You can’t — and shouldn’t — cook everything at once.
You can’t — and shouldn’t — cook everything at once. And if you do, prepare to stand helplessly by when it’s time to plate dinner, as vegetables grow cold next to room-temperature starch and aggressively steaming meat. Remember that roast chicken you left sitting while your sautéed spinach converted to mulch? Once it’s out of the oven, it needs to sit for 15 minutes before you can even consider carving it. While meat rests, its internal temperature evens out and it gains about five degrees. And, most important to your guests, this is when the protein redistributes some of the juice to drier parts of the meat.

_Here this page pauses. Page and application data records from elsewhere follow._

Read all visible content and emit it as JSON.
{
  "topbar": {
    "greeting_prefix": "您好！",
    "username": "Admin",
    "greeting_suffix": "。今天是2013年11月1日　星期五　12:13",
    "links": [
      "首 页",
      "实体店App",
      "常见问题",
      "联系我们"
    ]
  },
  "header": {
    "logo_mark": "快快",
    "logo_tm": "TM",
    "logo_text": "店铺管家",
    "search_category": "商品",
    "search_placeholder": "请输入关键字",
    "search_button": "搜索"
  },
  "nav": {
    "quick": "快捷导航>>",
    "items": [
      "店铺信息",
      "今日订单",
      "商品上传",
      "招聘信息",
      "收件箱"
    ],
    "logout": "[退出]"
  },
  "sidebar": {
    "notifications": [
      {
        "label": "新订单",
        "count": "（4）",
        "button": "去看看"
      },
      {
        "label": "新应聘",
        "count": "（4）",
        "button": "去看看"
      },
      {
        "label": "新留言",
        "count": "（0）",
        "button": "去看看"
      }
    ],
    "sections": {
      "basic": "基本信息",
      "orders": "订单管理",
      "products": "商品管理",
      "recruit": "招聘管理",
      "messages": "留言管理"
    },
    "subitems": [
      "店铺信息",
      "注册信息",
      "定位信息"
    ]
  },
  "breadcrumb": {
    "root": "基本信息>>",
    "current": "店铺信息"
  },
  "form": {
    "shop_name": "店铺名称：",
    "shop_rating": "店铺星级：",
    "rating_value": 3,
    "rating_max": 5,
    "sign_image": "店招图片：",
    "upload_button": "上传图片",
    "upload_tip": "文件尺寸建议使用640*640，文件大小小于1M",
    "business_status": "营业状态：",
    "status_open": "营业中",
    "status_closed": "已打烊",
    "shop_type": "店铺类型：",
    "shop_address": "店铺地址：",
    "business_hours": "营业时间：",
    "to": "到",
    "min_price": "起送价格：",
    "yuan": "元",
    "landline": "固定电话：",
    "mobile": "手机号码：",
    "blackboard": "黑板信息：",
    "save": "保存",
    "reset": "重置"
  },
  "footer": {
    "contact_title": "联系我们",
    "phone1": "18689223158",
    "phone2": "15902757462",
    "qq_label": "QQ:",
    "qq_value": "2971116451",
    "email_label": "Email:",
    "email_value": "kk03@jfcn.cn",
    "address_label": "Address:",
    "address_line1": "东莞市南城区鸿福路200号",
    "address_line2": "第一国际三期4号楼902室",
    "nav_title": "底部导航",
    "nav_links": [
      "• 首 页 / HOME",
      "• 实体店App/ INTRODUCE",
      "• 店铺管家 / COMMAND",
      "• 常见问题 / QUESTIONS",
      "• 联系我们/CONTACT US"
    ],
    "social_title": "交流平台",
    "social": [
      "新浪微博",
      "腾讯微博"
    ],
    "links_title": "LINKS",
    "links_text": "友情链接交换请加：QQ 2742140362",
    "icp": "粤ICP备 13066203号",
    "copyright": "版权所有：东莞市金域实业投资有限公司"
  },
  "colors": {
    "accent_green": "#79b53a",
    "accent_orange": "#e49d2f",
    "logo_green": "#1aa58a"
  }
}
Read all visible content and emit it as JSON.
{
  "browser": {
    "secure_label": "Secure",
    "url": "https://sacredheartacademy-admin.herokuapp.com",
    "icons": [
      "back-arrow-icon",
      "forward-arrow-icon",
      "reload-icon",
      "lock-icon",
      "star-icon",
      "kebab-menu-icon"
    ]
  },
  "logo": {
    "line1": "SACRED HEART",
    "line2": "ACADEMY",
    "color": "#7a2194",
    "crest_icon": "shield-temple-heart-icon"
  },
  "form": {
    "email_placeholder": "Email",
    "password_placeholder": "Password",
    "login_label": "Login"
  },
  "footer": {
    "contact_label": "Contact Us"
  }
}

If you put the carrots and potatoes in with the beef to braise for five hours, you’ll have carrot and potato mush. Instead, roast the potatoes, blanch the carrots, simmer the beans, and sear the bacon bits, all separately and to perfection, and then add all these elements to a stew at the last minute.